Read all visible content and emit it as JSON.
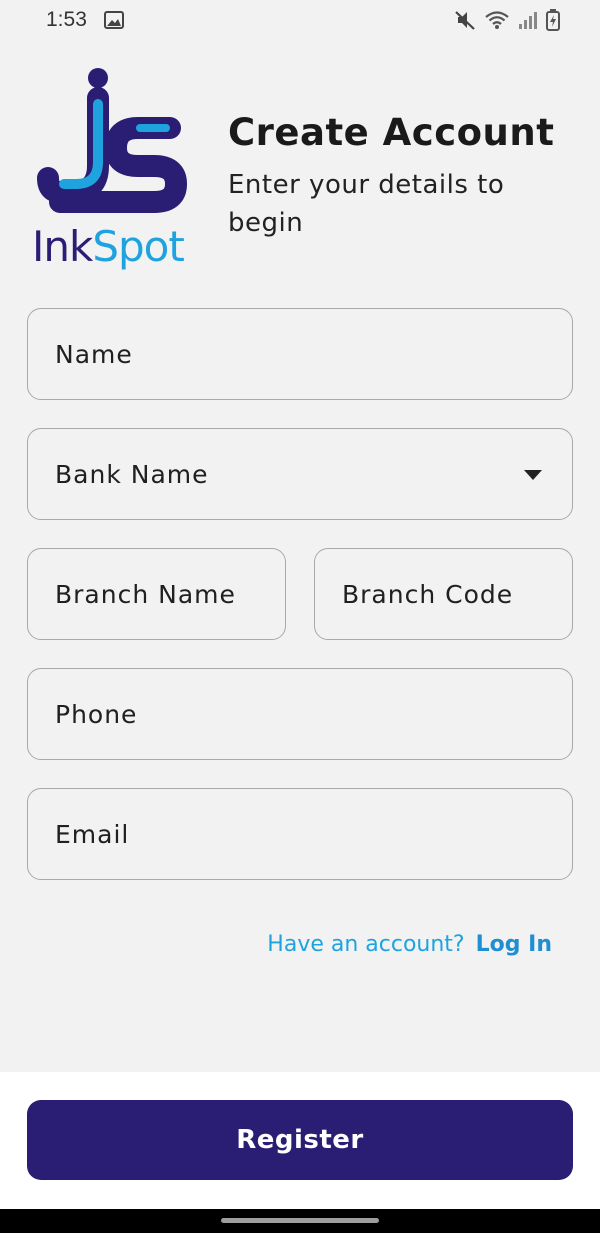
{
  "status_bar": {
    "time": "1:53",
    "icons": [
      "gallery-icon",
      "mute-icon",
      "wifi-icon",
      "signal-icon",
      "battery-icon"
    ]
  },
  "logo": {
    "text": "InkSpot",
    "colors": {
      "primary": "#2a1d74",
      "secondary": "#1fa3df"
    }
  },
  "header": {
    "title": "Create Account",
    "subtitle": "Enter your details to begin"
  },
  "form": {
    "name_placeholder": "Name",
    "bank_name_placeholder": "Bank Name",
    "branch_name_placeholder": "Branch Name",
    "branch_code_placeholder": "Branch Code",
    "phone_placeholder": "Phone",
    "email_placeholder": "Email"
  },
  "login_prompt": {
    "text": "Have an account?",
    "link": "Log In"
  },
  "register_button": "Register",
  "colors": {
    "background": "#f2f2f2",
    "button": "#2a1d74",
    "link": "#1fa3df",
    "border": "#a9a9a9"
  }
}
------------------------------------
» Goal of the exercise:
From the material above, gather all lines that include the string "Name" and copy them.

» The completed task:
    "name_placeholder": "Name",
    "bank_name_placeholder": "Bank Name",
    "branch_name_placeholder": "Branch Name",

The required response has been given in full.